Problem details = Exactly how many lines in this data contain the word "JSON"? Only the number should be given.

# # # #

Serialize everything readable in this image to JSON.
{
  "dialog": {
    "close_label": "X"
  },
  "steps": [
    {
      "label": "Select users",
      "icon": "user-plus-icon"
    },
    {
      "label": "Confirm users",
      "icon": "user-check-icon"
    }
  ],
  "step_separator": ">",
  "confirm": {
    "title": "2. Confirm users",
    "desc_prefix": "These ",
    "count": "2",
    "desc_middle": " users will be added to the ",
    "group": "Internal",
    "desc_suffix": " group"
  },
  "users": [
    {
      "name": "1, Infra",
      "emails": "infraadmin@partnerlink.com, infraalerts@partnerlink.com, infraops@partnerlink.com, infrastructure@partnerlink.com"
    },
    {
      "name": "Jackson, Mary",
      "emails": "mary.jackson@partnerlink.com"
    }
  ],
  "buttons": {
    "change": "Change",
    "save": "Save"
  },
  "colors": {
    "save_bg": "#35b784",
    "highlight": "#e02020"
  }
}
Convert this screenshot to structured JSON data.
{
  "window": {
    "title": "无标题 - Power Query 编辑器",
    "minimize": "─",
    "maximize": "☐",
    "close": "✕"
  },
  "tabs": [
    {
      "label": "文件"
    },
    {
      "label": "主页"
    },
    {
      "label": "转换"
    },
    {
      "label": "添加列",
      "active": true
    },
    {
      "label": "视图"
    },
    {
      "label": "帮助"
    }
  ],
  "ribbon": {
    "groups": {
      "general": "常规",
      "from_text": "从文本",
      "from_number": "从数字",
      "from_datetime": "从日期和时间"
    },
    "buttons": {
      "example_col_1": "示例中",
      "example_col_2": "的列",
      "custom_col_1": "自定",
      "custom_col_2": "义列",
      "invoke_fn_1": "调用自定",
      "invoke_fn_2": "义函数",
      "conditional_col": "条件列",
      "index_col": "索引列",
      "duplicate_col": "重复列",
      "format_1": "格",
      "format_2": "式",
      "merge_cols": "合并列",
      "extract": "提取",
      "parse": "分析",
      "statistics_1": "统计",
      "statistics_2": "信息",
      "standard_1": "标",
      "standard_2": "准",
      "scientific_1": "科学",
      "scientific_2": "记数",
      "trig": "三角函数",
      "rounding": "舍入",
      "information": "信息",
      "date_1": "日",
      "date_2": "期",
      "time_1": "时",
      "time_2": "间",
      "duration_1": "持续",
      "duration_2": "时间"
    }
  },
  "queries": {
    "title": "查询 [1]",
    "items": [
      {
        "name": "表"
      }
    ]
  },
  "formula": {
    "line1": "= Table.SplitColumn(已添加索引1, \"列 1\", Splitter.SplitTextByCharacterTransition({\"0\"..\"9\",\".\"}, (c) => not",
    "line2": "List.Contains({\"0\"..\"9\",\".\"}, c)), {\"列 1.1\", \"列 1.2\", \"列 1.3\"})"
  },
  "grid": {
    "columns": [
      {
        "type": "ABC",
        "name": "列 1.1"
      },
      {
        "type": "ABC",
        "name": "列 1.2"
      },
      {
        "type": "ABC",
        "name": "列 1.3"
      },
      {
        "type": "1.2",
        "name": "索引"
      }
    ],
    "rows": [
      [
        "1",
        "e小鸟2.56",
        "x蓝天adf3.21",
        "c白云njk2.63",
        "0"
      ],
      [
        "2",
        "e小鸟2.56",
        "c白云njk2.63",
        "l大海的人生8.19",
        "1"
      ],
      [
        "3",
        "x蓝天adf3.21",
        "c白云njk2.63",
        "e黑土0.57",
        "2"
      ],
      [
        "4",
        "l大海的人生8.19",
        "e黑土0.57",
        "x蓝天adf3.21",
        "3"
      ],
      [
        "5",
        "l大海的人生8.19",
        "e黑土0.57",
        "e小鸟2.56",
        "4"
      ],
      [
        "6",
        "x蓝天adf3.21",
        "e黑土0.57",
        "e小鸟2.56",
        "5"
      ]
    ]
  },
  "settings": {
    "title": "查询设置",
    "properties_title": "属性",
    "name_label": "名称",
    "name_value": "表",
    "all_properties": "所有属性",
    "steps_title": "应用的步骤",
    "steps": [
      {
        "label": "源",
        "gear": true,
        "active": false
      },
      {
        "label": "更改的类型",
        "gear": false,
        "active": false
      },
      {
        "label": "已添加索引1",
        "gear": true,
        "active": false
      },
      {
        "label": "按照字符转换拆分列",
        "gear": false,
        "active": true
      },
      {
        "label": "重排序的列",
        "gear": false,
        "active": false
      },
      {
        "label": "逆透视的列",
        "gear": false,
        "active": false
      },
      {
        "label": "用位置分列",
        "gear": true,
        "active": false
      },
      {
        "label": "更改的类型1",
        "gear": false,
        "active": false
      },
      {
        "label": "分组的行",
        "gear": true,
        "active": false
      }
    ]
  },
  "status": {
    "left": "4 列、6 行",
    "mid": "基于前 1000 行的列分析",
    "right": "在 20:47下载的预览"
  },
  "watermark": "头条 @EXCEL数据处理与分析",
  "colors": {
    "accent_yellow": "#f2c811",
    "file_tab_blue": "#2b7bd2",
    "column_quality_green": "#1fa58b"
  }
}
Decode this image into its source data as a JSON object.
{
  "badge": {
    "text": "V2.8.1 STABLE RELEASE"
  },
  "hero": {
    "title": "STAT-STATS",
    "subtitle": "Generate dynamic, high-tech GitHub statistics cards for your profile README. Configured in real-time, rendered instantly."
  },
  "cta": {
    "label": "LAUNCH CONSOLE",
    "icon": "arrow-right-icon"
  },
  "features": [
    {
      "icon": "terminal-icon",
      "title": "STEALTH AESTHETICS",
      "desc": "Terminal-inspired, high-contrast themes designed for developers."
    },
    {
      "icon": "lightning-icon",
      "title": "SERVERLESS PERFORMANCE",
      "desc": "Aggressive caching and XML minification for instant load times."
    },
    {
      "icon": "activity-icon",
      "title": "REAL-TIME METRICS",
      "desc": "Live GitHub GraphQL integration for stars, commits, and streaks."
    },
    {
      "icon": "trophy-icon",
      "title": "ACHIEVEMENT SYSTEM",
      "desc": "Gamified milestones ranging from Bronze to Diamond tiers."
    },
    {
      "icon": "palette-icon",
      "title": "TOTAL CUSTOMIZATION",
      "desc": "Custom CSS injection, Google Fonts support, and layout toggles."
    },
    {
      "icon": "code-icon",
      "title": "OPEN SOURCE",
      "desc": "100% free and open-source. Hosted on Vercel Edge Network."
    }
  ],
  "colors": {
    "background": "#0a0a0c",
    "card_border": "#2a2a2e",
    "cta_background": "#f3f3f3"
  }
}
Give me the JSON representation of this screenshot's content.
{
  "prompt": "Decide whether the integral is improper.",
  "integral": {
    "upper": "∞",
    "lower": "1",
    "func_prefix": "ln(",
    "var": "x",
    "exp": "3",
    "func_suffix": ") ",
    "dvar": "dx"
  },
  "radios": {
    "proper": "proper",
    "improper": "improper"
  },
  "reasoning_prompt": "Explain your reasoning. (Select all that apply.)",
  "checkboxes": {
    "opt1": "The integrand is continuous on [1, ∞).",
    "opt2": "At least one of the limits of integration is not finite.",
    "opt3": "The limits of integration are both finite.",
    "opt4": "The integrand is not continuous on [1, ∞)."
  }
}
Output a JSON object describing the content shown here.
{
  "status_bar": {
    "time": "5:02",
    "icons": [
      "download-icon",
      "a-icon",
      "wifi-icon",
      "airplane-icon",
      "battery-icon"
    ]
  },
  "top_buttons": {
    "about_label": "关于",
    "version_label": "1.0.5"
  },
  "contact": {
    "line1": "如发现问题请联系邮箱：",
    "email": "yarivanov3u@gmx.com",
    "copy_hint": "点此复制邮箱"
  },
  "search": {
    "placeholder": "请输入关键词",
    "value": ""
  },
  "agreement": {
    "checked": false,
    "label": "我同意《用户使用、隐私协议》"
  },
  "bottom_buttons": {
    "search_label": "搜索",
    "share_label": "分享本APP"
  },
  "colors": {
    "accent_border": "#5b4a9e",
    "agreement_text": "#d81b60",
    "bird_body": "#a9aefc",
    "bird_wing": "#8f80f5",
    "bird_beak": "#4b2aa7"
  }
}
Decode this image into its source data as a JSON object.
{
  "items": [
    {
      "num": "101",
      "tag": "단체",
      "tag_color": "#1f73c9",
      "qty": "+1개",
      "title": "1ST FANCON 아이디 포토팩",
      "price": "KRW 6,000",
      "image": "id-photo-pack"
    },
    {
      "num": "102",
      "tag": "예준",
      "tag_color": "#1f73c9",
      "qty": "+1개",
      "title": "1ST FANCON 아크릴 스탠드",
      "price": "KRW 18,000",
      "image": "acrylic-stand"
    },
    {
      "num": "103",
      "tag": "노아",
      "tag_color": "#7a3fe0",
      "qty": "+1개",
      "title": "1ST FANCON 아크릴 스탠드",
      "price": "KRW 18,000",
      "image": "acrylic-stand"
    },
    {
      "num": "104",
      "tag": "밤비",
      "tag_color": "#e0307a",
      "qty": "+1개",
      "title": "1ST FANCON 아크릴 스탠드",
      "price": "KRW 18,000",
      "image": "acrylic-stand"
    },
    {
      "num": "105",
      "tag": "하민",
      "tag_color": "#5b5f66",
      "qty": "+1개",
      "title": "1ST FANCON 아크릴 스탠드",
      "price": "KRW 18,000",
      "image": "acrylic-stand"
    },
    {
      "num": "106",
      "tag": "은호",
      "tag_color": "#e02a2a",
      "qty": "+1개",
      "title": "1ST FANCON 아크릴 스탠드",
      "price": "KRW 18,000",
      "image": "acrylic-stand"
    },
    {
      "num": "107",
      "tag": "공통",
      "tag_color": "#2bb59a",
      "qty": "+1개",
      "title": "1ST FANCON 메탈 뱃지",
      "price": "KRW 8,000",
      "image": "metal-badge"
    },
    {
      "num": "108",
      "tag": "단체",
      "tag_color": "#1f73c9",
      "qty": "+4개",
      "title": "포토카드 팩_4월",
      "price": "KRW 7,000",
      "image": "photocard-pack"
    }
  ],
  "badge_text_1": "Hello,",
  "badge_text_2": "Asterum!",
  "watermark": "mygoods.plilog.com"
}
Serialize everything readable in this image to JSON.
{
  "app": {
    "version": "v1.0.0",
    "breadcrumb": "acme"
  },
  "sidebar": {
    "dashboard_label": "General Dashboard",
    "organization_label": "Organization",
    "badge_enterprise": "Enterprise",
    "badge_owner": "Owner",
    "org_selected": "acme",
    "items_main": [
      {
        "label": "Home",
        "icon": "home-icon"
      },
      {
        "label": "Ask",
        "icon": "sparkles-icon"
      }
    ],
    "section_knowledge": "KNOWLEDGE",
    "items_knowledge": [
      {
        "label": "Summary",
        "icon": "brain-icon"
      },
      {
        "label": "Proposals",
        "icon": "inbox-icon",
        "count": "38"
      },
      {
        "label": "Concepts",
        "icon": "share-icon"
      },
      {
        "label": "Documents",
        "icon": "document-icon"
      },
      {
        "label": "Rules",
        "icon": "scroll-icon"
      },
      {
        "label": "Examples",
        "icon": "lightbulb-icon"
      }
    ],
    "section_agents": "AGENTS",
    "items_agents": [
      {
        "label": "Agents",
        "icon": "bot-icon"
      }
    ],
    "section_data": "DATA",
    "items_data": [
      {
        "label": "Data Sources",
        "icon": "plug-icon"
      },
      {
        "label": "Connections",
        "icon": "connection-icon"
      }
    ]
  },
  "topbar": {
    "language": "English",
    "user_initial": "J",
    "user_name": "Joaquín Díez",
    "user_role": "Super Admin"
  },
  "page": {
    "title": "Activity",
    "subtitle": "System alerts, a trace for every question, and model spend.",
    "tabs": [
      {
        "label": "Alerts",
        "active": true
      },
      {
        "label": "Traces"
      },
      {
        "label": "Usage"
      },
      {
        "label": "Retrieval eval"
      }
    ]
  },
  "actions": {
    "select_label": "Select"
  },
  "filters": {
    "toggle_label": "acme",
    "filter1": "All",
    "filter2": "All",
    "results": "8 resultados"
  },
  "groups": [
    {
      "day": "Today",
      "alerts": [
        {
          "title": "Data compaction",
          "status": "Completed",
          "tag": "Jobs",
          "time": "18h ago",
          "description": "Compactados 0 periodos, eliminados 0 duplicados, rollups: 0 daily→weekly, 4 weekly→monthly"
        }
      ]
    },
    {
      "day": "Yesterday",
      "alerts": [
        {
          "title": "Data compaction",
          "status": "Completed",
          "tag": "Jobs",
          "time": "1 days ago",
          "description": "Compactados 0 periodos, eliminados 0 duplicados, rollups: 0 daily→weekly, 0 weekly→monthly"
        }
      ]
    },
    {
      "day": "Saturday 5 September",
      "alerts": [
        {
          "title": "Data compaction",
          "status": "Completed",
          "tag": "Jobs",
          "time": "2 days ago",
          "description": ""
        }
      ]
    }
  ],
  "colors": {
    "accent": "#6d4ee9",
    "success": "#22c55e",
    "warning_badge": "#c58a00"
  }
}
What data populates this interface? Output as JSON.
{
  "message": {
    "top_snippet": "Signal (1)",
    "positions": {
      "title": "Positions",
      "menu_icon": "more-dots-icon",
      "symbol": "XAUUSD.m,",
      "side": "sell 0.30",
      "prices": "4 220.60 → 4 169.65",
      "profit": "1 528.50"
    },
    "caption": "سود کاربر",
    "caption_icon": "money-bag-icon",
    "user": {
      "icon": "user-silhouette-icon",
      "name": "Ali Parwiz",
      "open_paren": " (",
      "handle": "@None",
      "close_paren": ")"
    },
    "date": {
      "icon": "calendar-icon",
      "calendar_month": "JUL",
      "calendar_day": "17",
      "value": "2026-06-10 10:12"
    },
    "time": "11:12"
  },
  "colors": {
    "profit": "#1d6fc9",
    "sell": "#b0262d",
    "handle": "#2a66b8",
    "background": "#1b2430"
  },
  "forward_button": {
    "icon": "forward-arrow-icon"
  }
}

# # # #

Result = 8